**DATA TO PROCESS:**
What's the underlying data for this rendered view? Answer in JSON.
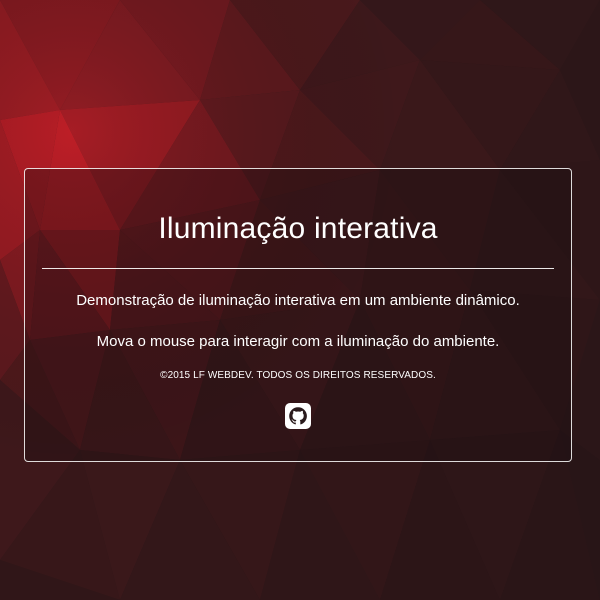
{
  "colors": {
    "background_dark": "#2a1a1c",
    "accent_red": "#b01c24",
    "text": "#ffffff"
  },
  "panel": {
    "title": "Iluminação interativa",
    "description": "Demonstração de iluminação interativa em um ambiente dinâmico.",
    "hint": "Mova o mouse para interagir com a iluminação do ambiente.",
    "copyright": "©2015 LF WEBDEV. TODOS OS DIREITOS RESERVADOS.",
    "github_icon": "github-icon"
  }
}
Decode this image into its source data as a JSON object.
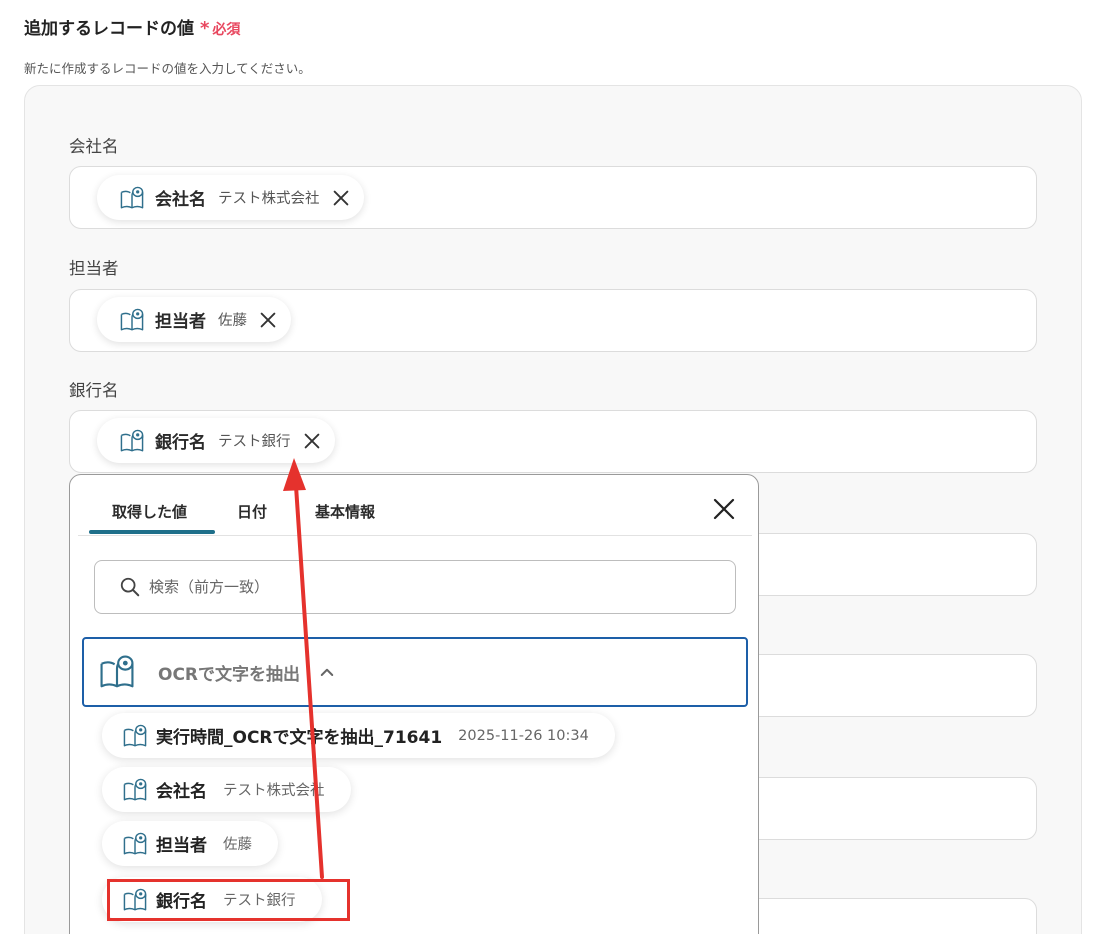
{
  "section": {
    "title": "追加するレコードの値",
    "required_mark": "*",
    "required_text": "必須",
    "description": "新たに作成するレコードの値を入力してください。"
  },
  "fields": [
    {
      "label": "会社名",
      "chip_name": "会社名",
      "chip_value": "テスト株式会社"
    },
    {
      "label": "担当者",
      "chip_name": "担当者",
      "chip_value": "佐藤"
    },
    {
      "label": "銀行名",
      "chip_name": "銀行名",
      "chip_value": "テスト銀行"
    }
  ],
  "popup": {
    "tabs": [
      "取得した値",
      "日付",
      "基本情報"
    ],
    "active_tab": "取得した値",
    "search_placeholder": "検索（前方一致）",
    "group_name": "OCRで文字を抽出",
    "options": [
      {
        "name": "実行時間_OCRで文字を抽出_71641",
        "value": "2025-11-26 10:34"
      },
      {
        "name": "会社名",
        "value": "テスト株式会社"
      },
      {
        "name": "担当者",
        "value": "佐藤"
      },
      {
        "name": "銀行名",
        "value": "テスト銀行"
      }
    ]
  },
  "colors": {
    "accent": "#1e6f8a",
    "required": "#e8475f",
    "annotation": "#e5322d",
    "group_border": "#1d5fa8"
  },
  "icons": {
    "chip": "book-eye-icon",
    "remove": "close-icon",
    "popup_close": "close-icon",
    "search": "search-icon",
    "collapse": "chevron-up-icon"
  }
}
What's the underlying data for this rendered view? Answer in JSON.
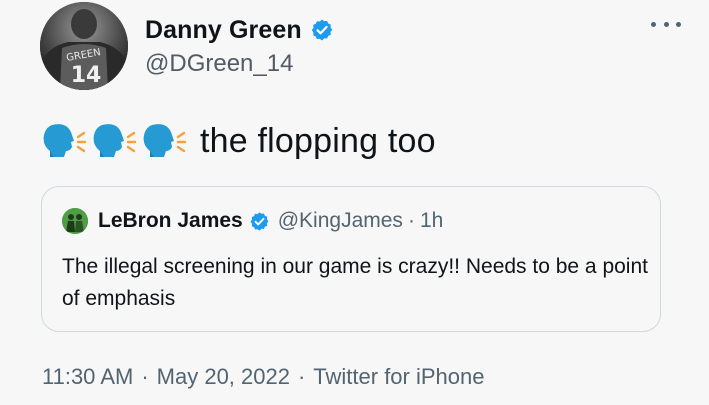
{
  "author": {
    "display_name": "Danny Green",
    "handle": "@DGreen_14",
    "verified": true,
    "avatar_jersey_text": "GREEN",
    "avatar_jersey_number": "14"
  },
  "tweet": {
    "emojis": [
      "speaking-head-icon",
      "speaking-head-icon",
      "speaking-head-icon"
    ],
    "text": "the flopping too"
  },
  "quote": {
    "display_name": "LeBron James",
    "handle": "@KingJames",
    "separator": "·",
    "time": "1h",
    "verified": true,
    "text": "The illegal screening in our game is crazy!! Needs to be a point of emphasis"
  },
  "footer": {
    "time": "11:30 AM",
    "date": "May 20, 2022",
    "source": "Twitter for iPhone",
    "separator": "·"
  },
  "colors": {
    "background": "#f7f7f7",
    "text": "#0f1419",
    "secondary": "#536471",
    "verified_blue": "#1d9bf0",
    "border": "#cfd9de"
  }
}
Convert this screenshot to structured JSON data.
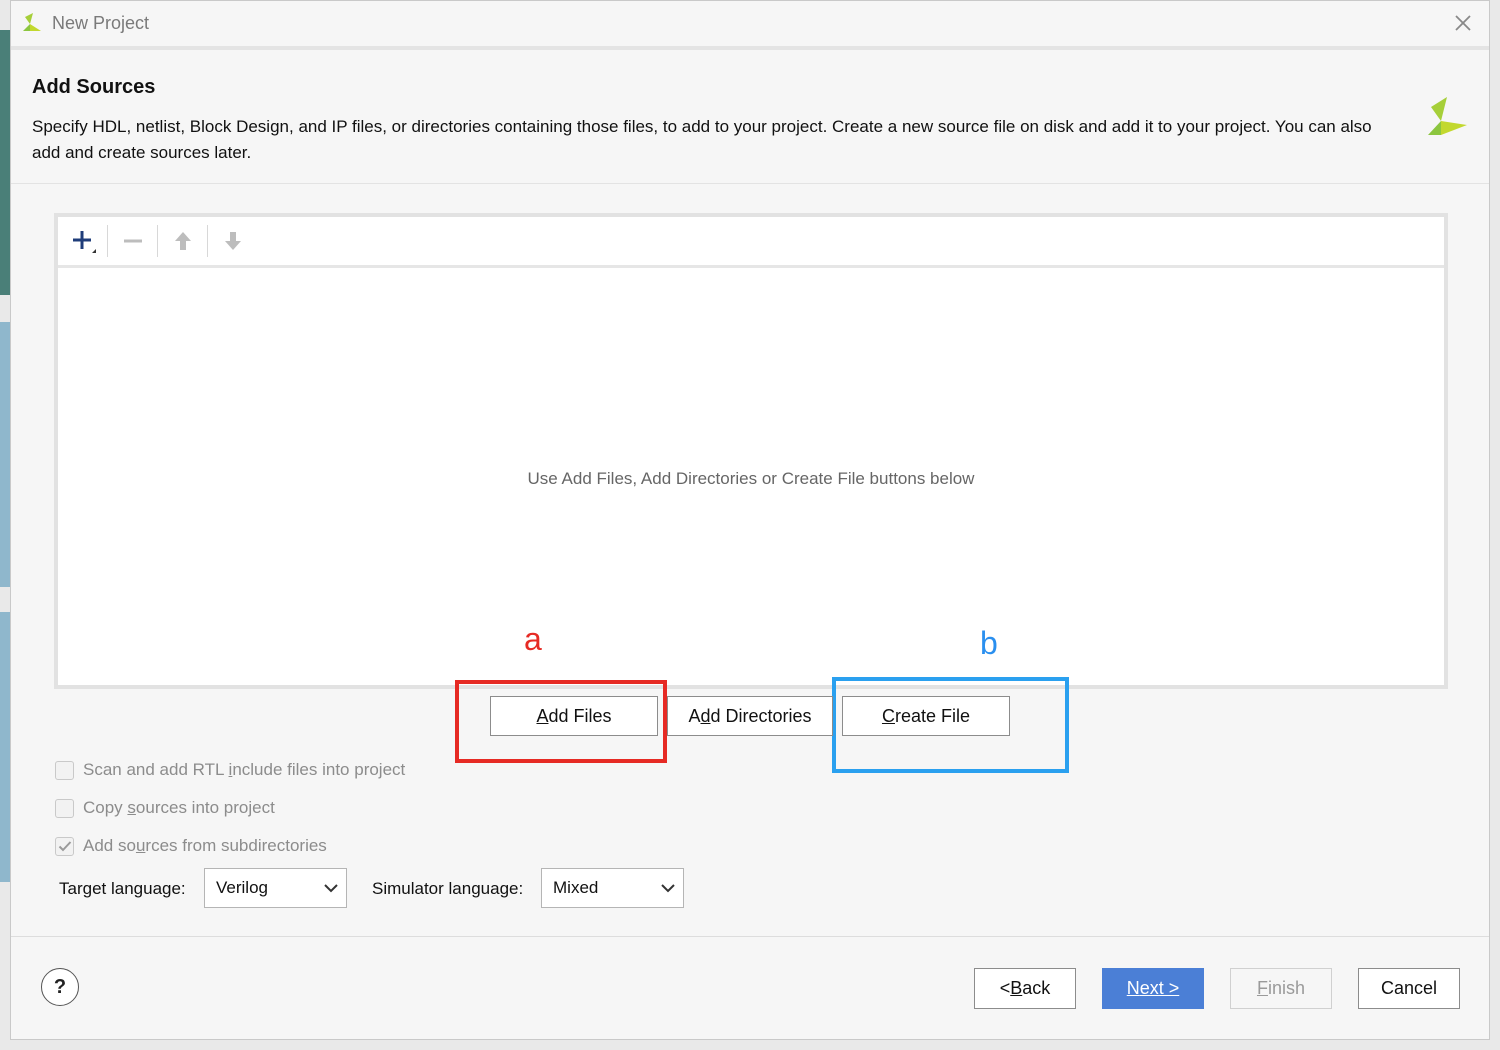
{
  "window": {
    "title": "New Project",
    "logo_icon": "xilinx-logo-icon",
    "close_icon": "close-icon"
  },
  "header": {
    "title": "Add Sources",
    "description": "Specify HDL, netlist, Block Design, and IP files, or directories containing those files, to add to your project. Create a new source file on disk and add it to your project. You can also add and create sources later."
  },
  "toolbar": {
    "add_icon": "plus-icon",
    "remove_icon": "minus-icon",
    "up_icon": "arrow-up-icon",
    "down_icon": "arrow-down-icon"
  },
  "file_list": {
    "empty_hint": "Use Add Files, Add Directories or Create File buttons below"
  },
  "buttons": {
    "add_files": {
      "pre": "",
      "mnemonic": "A",
      "post": "dd Files"
    },
    "add_directories": {
      "pre": "A",
      "mnemonic": "d",
      "post": "d Directories"
    },
    "create_file": {
      "pre": "",
      "mnemonic": "C",
      "post": "reate File"
    }
  },
  "annotations": {
    "a": "a",
    "b": "b",
    "a_color": "#e62a24",
    "b_color": "#2aa0ef"
  },
  "options": {
    "scan_rtl": {
      "pre": "Scan and add RTL ",
      "mnemonic": "i",
      "post": "nclude files into project",
      "checked": false
    },
    "copy_sources": {
      "pre": "Copy ",
      "mnemonic": "s",
      "post": "ources into project",
      "checked": false
    },
    "add_subdirs": {
      "pre": "Add so",
      "mnemonic": "u",
      "post": "rces from subdirectories",
      "checked": true
    }
  },
  "languages": {
    "target_label": "Target language:",
    "target_value": "Verilog",
    "simulator_label": "Simulator language:",
    "simulator_value": "Mixed"
  },
  "footer": {
    "help": "?",
    "back": {
      "pre": "< ",
      "mnemonic": "B",
      "post": "ack"
    },
    "next": {
      "pre": "",
      "mnemonic": "N",
      "post": "ext >"
    },
    "finish": {
      "pre": "",
      "mnemonic": "F",
      "post": "inish"
    },
    "cancel": "Cancel",
    "next_color": "#4b7fd6"
  }
}
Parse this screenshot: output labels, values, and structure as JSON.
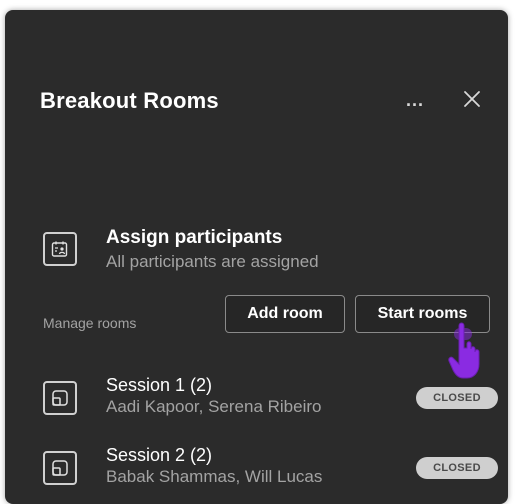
{
  "panel": {
    "title": "Breakout Rooms",
    "more_label": "...",
    "close_label": "×"
  },
  "assign": {
    "title": "Assign participants",
    "subtitle": "All participants are assigned"
  },
  "manage": {
    "label": "Manage rooms",
    "add_room_label": "Add room",
    "start_rooms_label": "Start rooms"
  },
  "rooms": [
    {
      "name": "Session 1 (2)",
      "members": "Aadi Kapoor, Serena Ribeiro",
      "status": "CLOSED"
    },
    {
      "name": "Session 2 (2)",
      "members": "Babak Shammas, Will Lucas",
      "status": "CLOSED"
    }
  ],
  "icons": {
    "more": "more-options-icon",
    "close": "close-icon",
    "assign": "assign-participants-icon",
    "room": "room-icon",
    "cursor": "hand-pointer-icon"
  },
  "colors": {
    "panel_bg": "#2b2b2b",
    "secondary_text": "#a3a3a3",
    "badge_bg": "#cfcfcf",
    "cursor_accent": "#8a2be2"
  }
}
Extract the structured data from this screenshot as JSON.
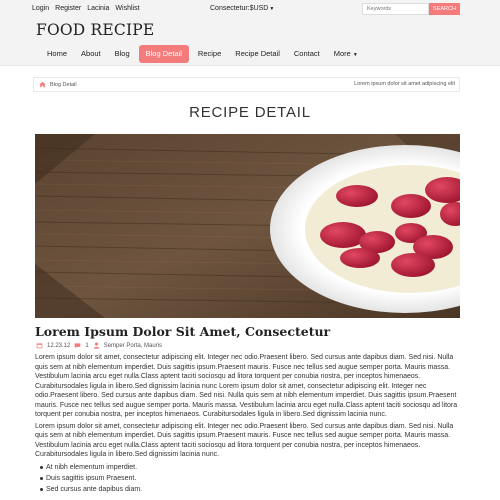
{
  "topbar": {
    "links": [
      "Login",
      "Register",
      "Lacinia",
      "Wishlist"
    ],
    "currency": "Consectetur:$USD",
    "search_placeholder": "Keywords",
    "search_button": "SEARCH"
  },
  "header": {
    "brand": "FOOD RECIPE",
    "nav": [
      {
        "label": "Home"
      },
      {
        "label": "About"
      },
      {
        "label": "Blog"
      },
      {
        "label": "Blog Detail",
        "active": true
      },
      {
        "label": "Recipe"
      },
      {
        "label": "Recipe Detail"
      },
      {
        "label": "Contact"
      },
      {
        "label": "More"
      }
    ]
  },
  "breadcrumb": {
    "current": "Blog Detail",
    "right_text": "Lorem ipsum dolor sit amet adipiscing elit"
  },
  "page": {
    "title": "RECIPE DETAIL"
  },
  "post": {
    "title": "Lorem Ipsum Dolor Sit Amet, Consectetur",
    "date": "12.23.12",
    "comments": "1",
    "author": "Semper Porta, Mauris",
    "paragraphs": [
      "Lorem ipsum dolor sit amet, consectetur adipiscing elit. Integer nec odio.Praesent libero. Sed cursus ante dapibus diam. Sed nisi. Nulla quis sem at nibh elementum imperdiet. Duis sagittis ipsum.Praesent mauris. Fusce nec tellus sed augue semper porta. Mauris massa. Vestibulum lacinia arcu eget nulla.Class aptent taciti sociosqu ad litora torquent per conubia nostra, per inceptos himenaeos. Curabitursodales ligula in libero.Sed dignissim lacinia nunc Lorem ipsum dolor sit amet, consectetur adipiscing elit. Integer nec odio.Praesent libero. Sed cursus ante dapibus diam. Sed nisi. Nulla quis sem at nibh elementum imperdiet. Duis sagittis ipsum.Praesent mauris. Fusce nec tellus sed augue semper porta. Mauris massa. Vestibulum lacinia arcu eget nulla.Class aptent taciti sociosqu ad litora torquent per conubia nostra, per inceptos himenaeos. Curabitursodales ligula in libero.Sed dignissim lacinia nunc.",
      "Lorem ipsum dolor sit amet, consectetur adipiscing elit. Integer nec odio.Praesent libero. Sed cursus ante dapibus diam. Sed nisi. Nulla quis sem at nibh elementum imperdiet. Duis sagittis ipsum.Praesent mauris. Fusce nec tellus sed augue semper porta. Mauris massa. Vestibulum lacinia arcu eget nulla.Class aptent taciti sociosqu ad litora torquent per conubia nostra, per inceptos himenaeos. Curabitursodales ligula in libero.Sed dignissim lacinia nunc."
    ],
    "list": [
      "At nibh elementum imperdiet.",
      "Duis sagittis ipsum Praesent.",
      "Sed cursus ante dapibus diam."
    ]
  },
  "colors": {
    "accent": "#f37b7b",
    "bar_bg": "#f3f3f3"
  },
  "icons": {
    "home": "home-icon",
    "date": "calendar-icon",
    "comments": "comment-icon",
    "author": "user-icon"
  }
}
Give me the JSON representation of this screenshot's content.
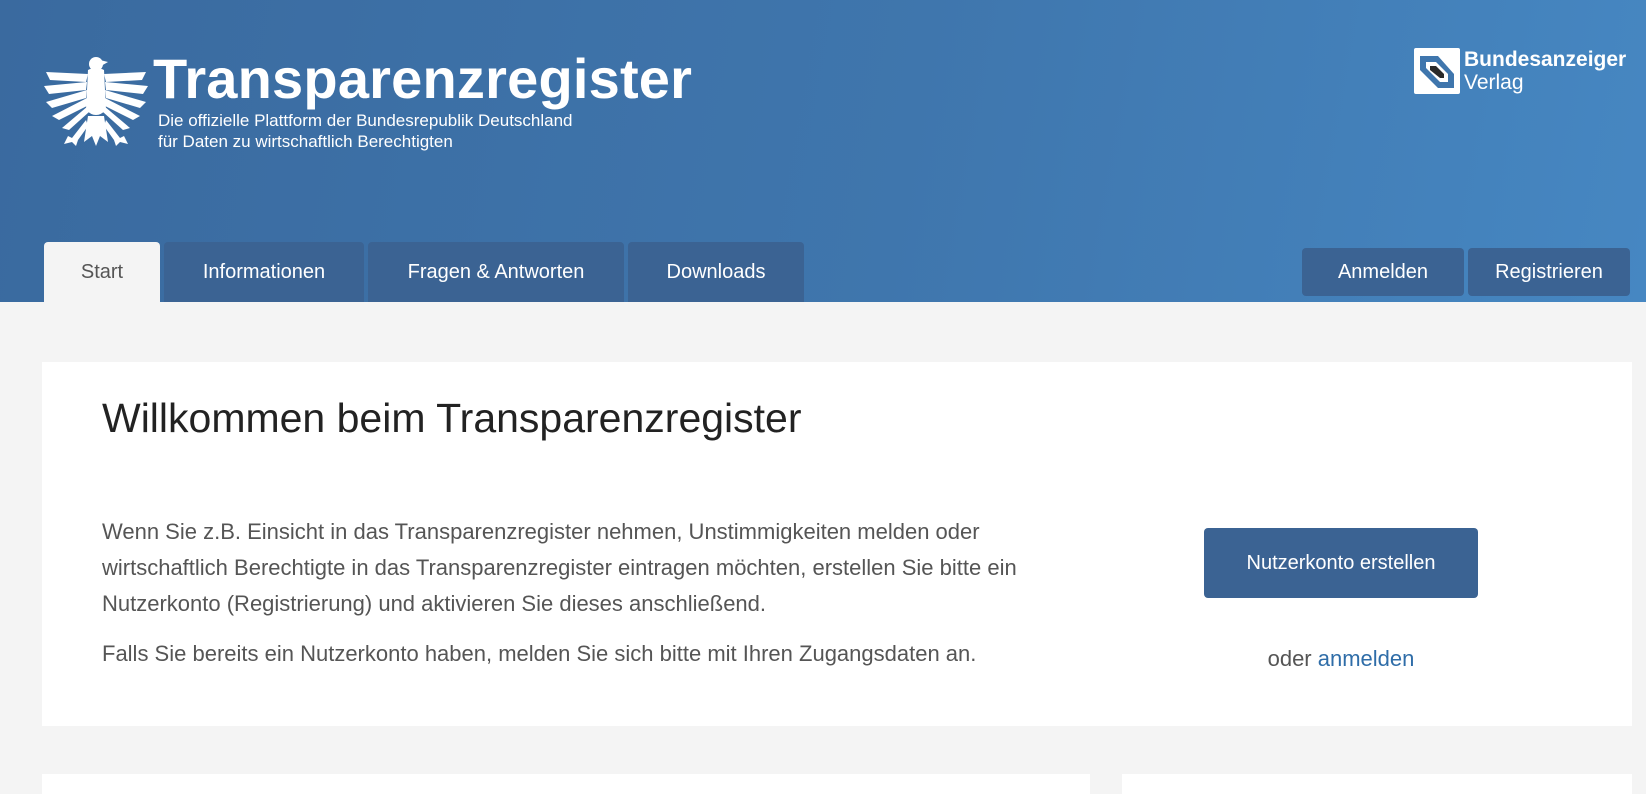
{
  "header": {
    "title": "Transparenzregister",
    "subtitle_line1": "Die offizielle Plattform der Bundesrepublik Deutschland",
    "subtitle_line2": "für Daten zu wirtschaftlich Berechtigten",
    "publisher_name": "Bundesanzeiger",
    "publisher_sub": "Verlag"
  },
  "nav": {
    "tabs": [
      {
        "label": "Start",
        "active": true
      },
      {
        "label": "Informationen",
        "active": false
      },
      {
        "label": "Fragen & Antworten",
        "active": false
      },
      {
        "label": "Downloads",
        "active": false
      }
    ],
    "login_label": "Anmelden",
    "register_label": "Registrieren"
  },
  "welcome": {
    "title": "Willkommen beim Transparenzregister",
    "paragraph1": "Wenn Sie z.B. Einsicht in das Transparenzregister nehmen, Unstimmigkeiten melden oder wirtschaftlich Berechtigte in das Transparenzregister eintragen möchten, erstellen Sie bitte ein Nutzerkonto (Registrierung) und aktivieren Sie dieses anschließend.",
    "paragraph2": "Falls Sie bereits ein Nutzerkonto haben, melden Sie sich bitte mit Ihren Zugangsdaten an.",
    "cta_label": "Nutzerkonto erstellen",
    "or_text": "oder",
    "login_link": "anmelden"
  },
  "icons": {
    "emblem": "federal-eagle-icon",
    "publisher_logo": "bundesanzeiger-logo-icon"
  },
  "colors": {
    "header_start": "#3a6a9f",
    "header_end": "#4687c2",
    "button": "#3b6393",
    "link": "#2f6da8",
    "page_bg": "#f4f4f4"
  }
}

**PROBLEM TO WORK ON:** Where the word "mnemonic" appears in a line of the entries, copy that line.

**SOLUTION FOR THIS TASK:**
      "mnemonic": "A",
      "mnemonic": "d",
      "mnemonic": "C",
      "mnemonic": "i",
      "mnemonic": "s",
      "mnemonic": "u",
      "mnemonic": "B",
      "mnemonic": "N",
      "mnemonic": "F",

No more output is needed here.